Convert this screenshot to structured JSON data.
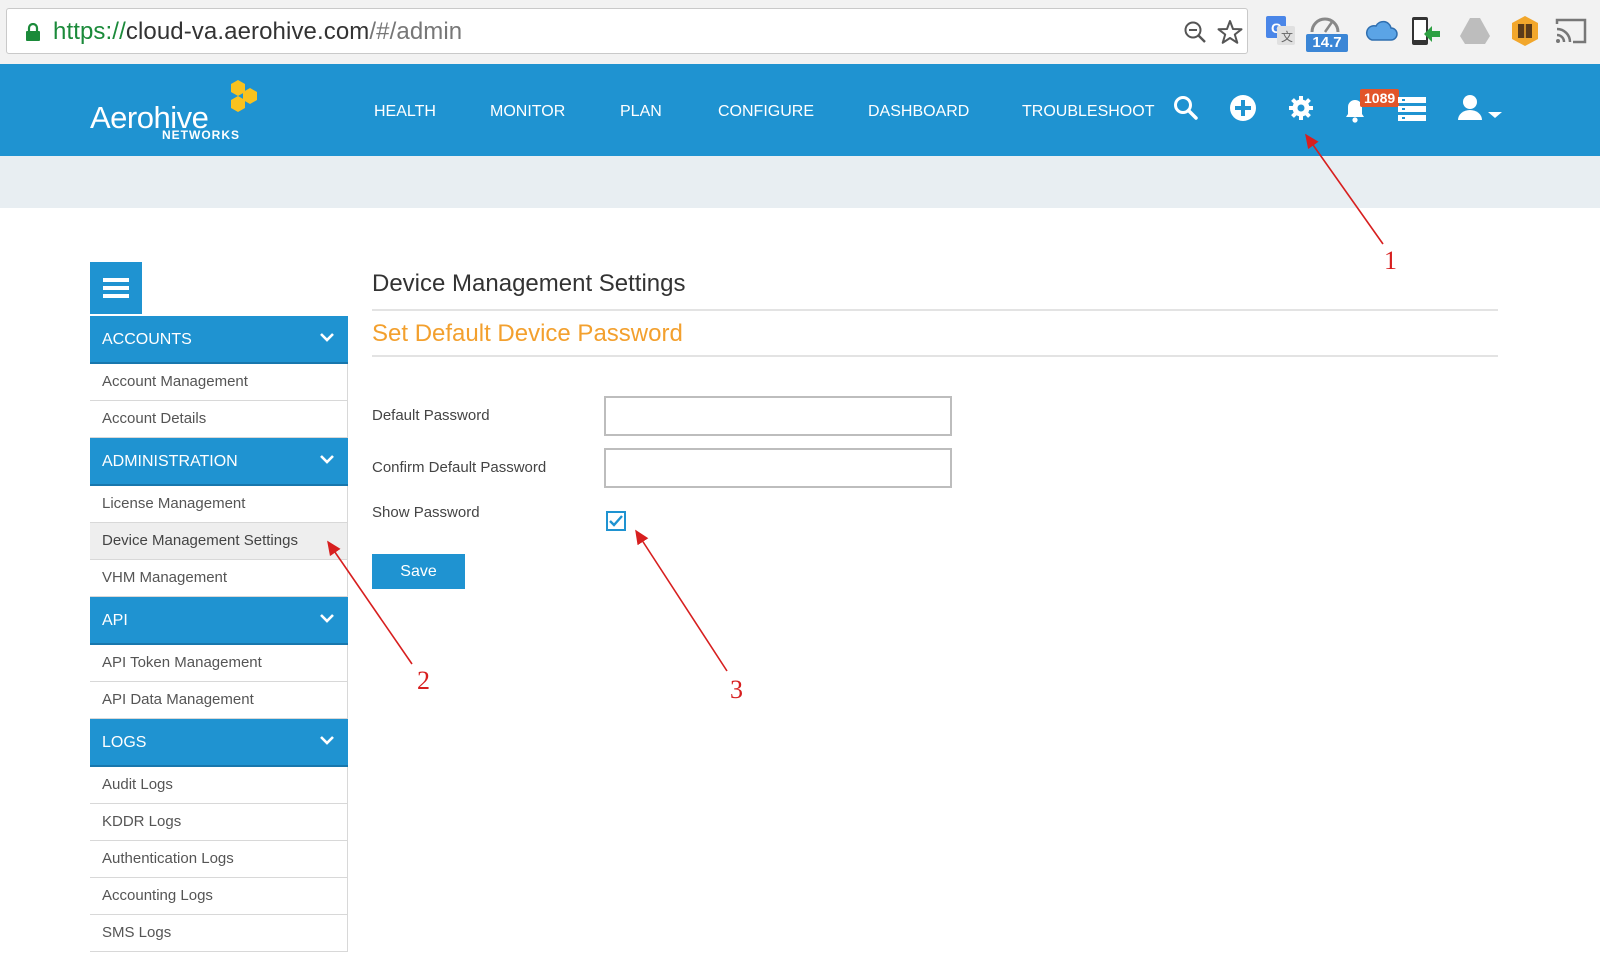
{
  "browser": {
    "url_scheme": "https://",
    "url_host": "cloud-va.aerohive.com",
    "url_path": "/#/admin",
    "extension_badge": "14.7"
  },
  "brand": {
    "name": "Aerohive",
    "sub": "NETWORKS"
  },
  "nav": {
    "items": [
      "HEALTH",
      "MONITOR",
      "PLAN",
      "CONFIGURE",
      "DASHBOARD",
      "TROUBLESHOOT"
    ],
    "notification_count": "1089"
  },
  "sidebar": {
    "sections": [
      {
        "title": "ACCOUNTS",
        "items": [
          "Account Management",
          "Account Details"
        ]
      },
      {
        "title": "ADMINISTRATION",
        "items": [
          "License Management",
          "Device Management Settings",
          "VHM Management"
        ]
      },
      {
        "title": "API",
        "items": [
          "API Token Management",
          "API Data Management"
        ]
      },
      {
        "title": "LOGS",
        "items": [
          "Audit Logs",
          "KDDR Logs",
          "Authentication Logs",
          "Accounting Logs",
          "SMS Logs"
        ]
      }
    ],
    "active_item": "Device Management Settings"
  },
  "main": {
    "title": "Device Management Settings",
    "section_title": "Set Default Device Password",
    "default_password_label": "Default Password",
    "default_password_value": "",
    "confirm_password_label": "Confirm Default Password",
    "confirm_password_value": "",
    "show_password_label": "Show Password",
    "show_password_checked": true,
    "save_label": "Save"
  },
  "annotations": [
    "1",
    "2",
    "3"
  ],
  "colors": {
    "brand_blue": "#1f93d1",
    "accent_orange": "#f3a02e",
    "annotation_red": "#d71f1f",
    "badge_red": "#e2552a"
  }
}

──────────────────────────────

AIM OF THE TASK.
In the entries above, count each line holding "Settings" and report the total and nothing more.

OUTPUT OF THE EXERCISE.
3